What are the worst aspects of your job? Not getting the result you had hoped for your client can be hard. I have not experienced it yet but I have seen the most capable barristers go through this. It must be disheartening and frustrating, especially if you think it was not the right outcome or you have been treated harshly by the judge. I have learnt that you’ve got to remain resilient, support your client, and not show quite how disappointed you are.
What’s the biggest misconception of the legal profession? Firstly, that it is full of privileged, entitled rich kids, following in the footsteps of their fathers. I have been struck by the number of principled, hard-working people from all walks of life, drawn to the profession for a variety of reasons.
Secondly, that lawyers put earning money above their client’s needs. With the cuts to legal aid, there has been a lot of comment in the press about spiralling legal costs, especially in divorce proceedings. In my experience, lawyers act with integrity and in the best interests of their clients. Barristers often warn against litigation and regret when the wrong cases find themselves in court.
What advice would you give to someone who wants to pursue a career in law?

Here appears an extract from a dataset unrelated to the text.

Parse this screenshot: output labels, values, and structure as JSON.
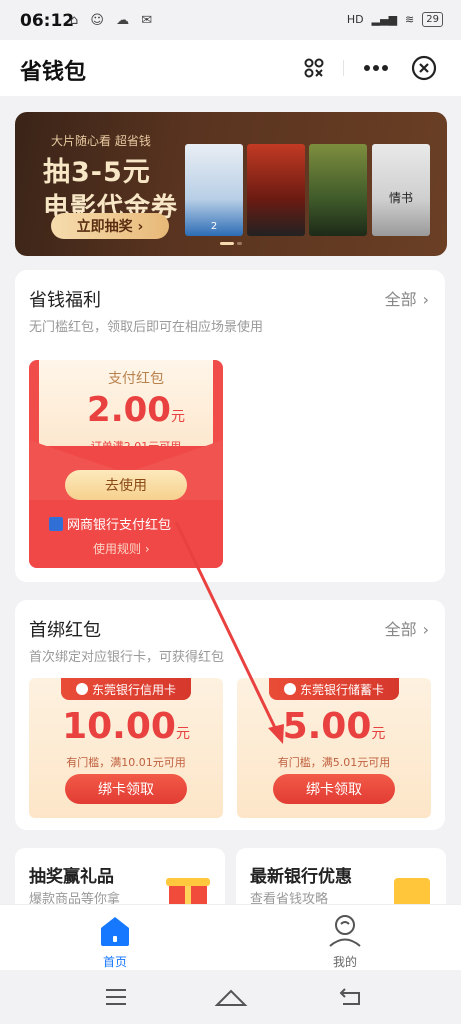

If you have a passion for it, pursue it. Do not get put off by the competition or any knock-backs you have had. The bar is saturated with excellent candidates and you will experience rejection, I do not know anyone who hasn’t. Much of applying for pupillage is practice and experience: there is no such thing as innate legal ability. Keep reading cases, keep watching barristers in court, keep competing in moots, keep volunteering and getting whatever experience you can. Most of all, keep going.
What are the biggest pitfalls students should try to avoid when pursuing a legal career? From my experience, there is a tendency amongst student applicants to be too academic. It is an academic profession but it is still a profession: there is a client, who is paying money and wants practical advice. The aim is to get the best possible result for them. I initially approached writing an advice as if I were writing an essay. Working for your client forces you to be clever and creative in a different way – and it gets results.
What were the biggest challenges you faced when trying to secure a pupillage? Having only done the graduate diploma in law (GDL), I felt that I was at a disadvantage to those applicants who had studied law for three years, sometimes more. It affected my confidence and probably inhibited me at interview. Now I try to look at my English degree as providing positives. You have the rest of your life to become expert in law and your first degree will give you unique skills. It is also apparent that the law you apply in practice is very different from would have been discussed in tutorials.
What are the common attributes of successful candidates? Academic ability is a pre-requisite. Apart from that, I have noticed three key things. Firstly, successful applicants need to be able to present an oral argument. People seem to forget that an interview is a performance, it is not a discussion. I think that interviewers want to see your ability to grapple with legal problems and think on your feet. Secondly, it is helpful if candidates are able to demonstrate commitment to something in their life, whether it be volunteer work, sport, mooting. The Bar is a demanding profession and requires stamina. The chambers need to be confident that you will work hard for them, maintain their reputation, and bring in good work. Thirdly, candidates need to be positive and have faith in themselves. Interviewers have to be able to picture you with clients; they need to be confident in your ability. If you aren’t, it’s very difficult for them to be.